In August 1985, Steve Trotter, an aspiring stunt man from Rhode Island, became the youngest person ever (age 22) and the first American in 25 years to go over the falls in a barrel. Ten years later, Trotter went over the falls again, becoming the second person to go over the falls twice and survive. It was also the second-ever "duo"; Lori Martin joined Trotter for the barrel ride over the falls. They survived the fall but their barrel became stuck at the bottom of the falls, requiring a rescue.
On September 28, 1989 Niagara’s own Peter DeBernardi (42) and Jeffery James Petkovich (25) became the first "team" to successfully make it over the falls in a two person barrel. The stunt was conceived by Peter DeBenardi, who wanted to discourage the youth of the time from following in his path of addictive drug use. Peter was also trying to leave a legacy and discourage his son Kyle Lahey DeBernardi (2) from using addictive drugs. Peter DeBernardi had initially expected to have a different passenger, however Peter’s original partner backed out and Peter was forced to look for an alternative, and Jeffery Petkovich agreed to the stunt. Peter claims he spent an estimated $30,000 making his barrel including; harness’s steel and fiberglass construction with steel bands and viewing ports. Peter’s Barrel also included a radio for music and news reports, rudders to help steer the barrel through the falls, oxygen, and a well protected video camera to record the journey over the edge. They emerged shortly after going over with minor injuries and were charged with performing an illegal stunt under the Niagara Parks Act.
Kirk Jones of Canton, Michigan became the first known person to survive a plunge over the Horseshoe Falls without a flotation device on October 20, 2003. While it is still not known whether Jones was determined to commit suicide, he survived the 16-story fall with only battered ribs, scrapes, and bruises.
A second person survived an unprotected trip over the Horseshoe Falls on March 11, 2009 and when rescued from the river, was reported to be suffering from severe hypothermia and a large wound to his head.

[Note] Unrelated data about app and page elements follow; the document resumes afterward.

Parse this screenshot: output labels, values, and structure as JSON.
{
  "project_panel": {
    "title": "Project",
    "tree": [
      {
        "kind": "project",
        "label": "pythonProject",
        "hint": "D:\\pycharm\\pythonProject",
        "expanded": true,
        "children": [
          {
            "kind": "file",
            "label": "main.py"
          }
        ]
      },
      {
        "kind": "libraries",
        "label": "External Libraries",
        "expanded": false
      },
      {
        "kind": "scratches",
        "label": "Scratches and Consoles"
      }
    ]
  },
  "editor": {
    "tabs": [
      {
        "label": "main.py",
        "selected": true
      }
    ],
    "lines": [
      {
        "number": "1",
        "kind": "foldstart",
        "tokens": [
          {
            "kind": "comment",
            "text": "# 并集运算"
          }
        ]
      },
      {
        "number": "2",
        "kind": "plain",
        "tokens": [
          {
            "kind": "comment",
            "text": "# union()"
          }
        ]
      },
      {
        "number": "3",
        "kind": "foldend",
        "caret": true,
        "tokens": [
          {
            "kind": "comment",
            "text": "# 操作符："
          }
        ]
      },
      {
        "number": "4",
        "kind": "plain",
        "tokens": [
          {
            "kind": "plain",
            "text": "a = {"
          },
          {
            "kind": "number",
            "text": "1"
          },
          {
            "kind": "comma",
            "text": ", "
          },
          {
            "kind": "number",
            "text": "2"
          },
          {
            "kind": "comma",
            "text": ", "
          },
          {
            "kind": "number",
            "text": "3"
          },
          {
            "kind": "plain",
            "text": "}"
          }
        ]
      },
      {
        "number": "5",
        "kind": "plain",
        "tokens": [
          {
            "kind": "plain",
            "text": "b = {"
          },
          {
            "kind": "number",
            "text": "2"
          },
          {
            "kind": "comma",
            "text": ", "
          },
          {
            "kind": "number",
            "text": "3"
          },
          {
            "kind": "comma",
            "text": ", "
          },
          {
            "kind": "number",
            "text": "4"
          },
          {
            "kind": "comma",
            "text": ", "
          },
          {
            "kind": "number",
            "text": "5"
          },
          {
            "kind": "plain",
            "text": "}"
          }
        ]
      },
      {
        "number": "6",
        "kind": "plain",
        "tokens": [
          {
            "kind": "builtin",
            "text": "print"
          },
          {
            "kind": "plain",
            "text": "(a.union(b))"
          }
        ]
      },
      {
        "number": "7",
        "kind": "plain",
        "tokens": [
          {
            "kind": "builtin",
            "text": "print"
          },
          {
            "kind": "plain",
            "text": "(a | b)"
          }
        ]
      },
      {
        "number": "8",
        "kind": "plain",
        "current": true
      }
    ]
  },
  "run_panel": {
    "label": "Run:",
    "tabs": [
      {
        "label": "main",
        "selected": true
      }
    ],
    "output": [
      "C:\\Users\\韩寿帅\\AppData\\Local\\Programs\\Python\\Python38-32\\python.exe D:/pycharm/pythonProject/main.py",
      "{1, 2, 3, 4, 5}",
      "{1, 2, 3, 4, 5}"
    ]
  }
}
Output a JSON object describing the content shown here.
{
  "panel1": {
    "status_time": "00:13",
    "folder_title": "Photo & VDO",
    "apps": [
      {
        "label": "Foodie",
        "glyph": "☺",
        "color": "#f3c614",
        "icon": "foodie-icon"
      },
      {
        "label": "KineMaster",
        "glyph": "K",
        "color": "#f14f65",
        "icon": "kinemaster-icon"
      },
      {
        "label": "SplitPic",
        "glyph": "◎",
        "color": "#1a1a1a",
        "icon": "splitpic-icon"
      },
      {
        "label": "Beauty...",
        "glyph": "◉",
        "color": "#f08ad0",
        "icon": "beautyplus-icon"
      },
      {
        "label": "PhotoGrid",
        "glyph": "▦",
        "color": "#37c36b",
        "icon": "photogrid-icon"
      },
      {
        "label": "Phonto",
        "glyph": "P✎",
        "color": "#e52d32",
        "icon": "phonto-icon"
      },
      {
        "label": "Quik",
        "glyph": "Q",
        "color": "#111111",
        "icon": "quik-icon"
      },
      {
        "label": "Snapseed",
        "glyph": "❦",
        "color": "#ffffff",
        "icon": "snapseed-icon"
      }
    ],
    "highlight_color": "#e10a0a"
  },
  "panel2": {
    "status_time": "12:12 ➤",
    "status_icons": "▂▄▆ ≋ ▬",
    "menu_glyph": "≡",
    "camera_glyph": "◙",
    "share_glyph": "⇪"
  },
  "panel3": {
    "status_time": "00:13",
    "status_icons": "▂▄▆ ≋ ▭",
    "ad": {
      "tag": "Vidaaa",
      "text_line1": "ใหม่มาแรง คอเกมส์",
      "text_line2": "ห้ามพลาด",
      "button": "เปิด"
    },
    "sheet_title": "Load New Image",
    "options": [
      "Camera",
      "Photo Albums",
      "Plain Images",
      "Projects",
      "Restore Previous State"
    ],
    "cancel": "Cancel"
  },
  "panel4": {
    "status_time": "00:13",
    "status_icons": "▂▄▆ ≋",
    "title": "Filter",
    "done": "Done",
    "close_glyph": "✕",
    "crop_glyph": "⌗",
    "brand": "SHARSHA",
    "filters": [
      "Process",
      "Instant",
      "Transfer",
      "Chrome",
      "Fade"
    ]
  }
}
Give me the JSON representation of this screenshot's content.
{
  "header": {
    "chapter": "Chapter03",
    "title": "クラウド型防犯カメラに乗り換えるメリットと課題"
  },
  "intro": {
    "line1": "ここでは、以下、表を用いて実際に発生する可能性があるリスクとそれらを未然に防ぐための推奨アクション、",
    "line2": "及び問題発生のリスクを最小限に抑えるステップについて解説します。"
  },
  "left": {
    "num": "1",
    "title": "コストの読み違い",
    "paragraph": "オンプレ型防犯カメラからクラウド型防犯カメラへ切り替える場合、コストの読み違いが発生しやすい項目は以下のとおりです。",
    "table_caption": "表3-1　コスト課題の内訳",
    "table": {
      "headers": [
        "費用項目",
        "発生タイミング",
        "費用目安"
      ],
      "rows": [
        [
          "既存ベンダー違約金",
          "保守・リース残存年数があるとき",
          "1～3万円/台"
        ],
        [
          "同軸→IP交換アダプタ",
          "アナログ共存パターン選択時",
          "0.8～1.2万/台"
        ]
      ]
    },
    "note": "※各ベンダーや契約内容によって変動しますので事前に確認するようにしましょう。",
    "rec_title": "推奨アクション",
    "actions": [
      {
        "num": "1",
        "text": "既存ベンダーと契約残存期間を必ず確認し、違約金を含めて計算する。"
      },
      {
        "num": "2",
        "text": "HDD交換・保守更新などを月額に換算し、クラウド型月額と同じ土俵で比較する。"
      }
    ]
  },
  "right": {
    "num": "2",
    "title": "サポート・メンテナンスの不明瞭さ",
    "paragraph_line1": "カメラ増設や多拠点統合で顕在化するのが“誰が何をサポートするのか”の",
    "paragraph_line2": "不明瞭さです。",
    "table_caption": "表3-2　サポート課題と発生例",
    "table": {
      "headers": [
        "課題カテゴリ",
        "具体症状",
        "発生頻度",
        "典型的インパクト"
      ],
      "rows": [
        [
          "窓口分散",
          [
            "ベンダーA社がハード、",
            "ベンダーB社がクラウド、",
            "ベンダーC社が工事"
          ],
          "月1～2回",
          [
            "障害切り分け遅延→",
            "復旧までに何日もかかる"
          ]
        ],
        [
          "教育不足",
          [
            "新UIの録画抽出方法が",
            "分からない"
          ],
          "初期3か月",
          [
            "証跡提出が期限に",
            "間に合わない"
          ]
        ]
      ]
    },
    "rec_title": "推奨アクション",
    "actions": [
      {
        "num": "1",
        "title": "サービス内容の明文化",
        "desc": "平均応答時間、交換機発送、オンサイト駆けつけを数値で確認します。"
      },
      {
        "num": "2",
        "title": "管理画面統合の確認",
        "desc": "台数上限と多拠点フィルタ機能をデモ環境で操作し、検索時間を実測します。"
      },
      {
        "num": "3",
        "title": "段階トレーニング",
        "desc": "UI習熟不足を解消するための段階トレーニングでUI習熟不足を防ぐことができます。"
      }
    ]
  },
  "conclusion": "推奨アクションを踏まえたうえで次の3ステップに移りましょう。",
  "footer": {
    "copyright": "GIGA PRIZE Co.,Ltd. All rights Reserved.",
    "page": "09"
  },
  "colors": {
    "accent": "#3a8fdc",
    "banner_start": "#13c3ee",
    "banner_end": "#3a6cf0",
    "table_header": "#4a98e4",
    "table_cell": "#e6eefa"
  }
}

His identity has not been released. Eyewitnesses reported seeing the man intentionally enter the water.